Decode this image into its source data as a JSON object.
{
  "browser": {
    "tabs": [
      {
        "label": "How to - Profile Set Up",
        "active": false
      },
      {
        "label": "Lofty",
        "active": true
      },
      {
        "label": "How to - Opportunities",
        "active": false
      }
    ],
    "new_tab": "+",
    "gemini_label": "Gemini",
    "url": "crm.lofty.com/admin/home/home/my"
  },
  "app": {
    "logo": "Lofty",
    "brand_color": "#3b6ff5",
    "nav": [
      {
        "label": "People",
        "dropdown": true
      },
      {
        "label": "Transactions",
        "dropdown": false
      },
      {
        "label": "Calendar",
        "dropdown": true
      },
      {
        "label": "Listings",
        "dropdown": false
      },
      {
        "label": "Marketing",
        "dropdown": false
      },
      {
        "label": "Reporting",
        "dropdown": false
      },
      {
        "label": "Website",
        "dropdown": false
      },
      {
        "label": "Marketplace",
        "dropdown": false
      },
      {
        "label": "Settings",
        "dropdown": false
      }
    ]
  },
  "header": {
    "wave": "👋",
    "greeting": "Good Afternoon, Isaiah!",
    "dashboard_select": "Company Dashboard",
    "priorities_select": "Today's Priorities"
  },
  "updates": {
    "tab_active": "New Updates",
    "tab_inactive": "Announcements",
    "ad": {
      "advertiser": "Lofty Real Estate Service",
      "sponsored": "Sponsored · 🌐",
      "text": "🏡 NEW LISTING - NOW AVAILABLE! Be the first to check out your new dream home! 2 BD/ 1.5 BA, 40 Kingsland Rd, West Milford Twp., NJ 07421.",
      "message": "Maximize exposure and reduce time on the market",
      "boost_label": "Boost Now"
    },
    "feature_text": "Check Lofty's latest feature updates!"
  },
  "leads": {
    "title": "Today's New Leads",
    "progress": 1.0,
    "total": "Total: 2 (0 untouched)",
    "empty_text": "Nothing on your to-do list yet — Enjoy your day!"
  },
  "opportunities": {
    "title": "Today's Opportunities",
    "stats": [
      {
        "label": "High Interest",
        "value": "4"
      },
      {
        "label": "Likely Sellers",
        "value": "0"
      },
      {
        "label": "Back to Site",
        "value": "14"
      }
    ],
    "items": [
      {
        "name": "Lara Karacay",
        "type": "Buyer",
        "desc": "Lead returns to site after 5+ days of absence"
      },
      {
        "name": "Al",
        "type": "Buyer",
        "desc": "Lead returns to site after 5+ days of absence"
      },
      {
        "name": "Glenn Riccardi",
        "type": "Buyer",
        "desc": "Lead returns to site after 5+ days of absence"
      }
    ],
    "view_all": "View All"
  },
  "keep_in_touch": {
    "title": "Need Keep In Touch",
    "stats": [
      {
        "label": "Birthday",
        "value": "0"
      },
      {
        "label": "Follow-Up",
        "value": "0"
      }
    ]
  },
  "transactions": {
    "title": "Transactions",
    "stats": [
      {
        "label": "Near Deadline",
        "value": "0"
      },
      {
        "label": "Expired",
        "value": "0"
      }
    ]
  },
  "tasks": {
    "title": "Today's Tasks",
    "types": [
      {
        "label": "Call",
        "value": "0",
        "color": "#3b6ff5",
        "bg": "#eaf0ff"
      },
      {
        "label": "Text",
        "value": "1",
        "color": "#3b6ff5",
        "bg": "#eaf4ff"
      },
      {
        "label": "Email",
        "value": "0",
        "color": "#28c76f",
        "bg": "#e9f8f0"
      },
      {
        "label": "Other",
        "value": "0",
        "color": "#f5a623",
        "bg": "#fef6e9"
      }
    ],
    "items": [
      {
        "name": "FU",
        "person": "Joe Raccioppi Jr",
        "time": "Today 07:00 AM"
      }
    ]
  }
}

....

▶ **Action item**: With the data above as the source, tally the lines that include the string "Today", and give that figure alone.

▶ **Solved problem**: 5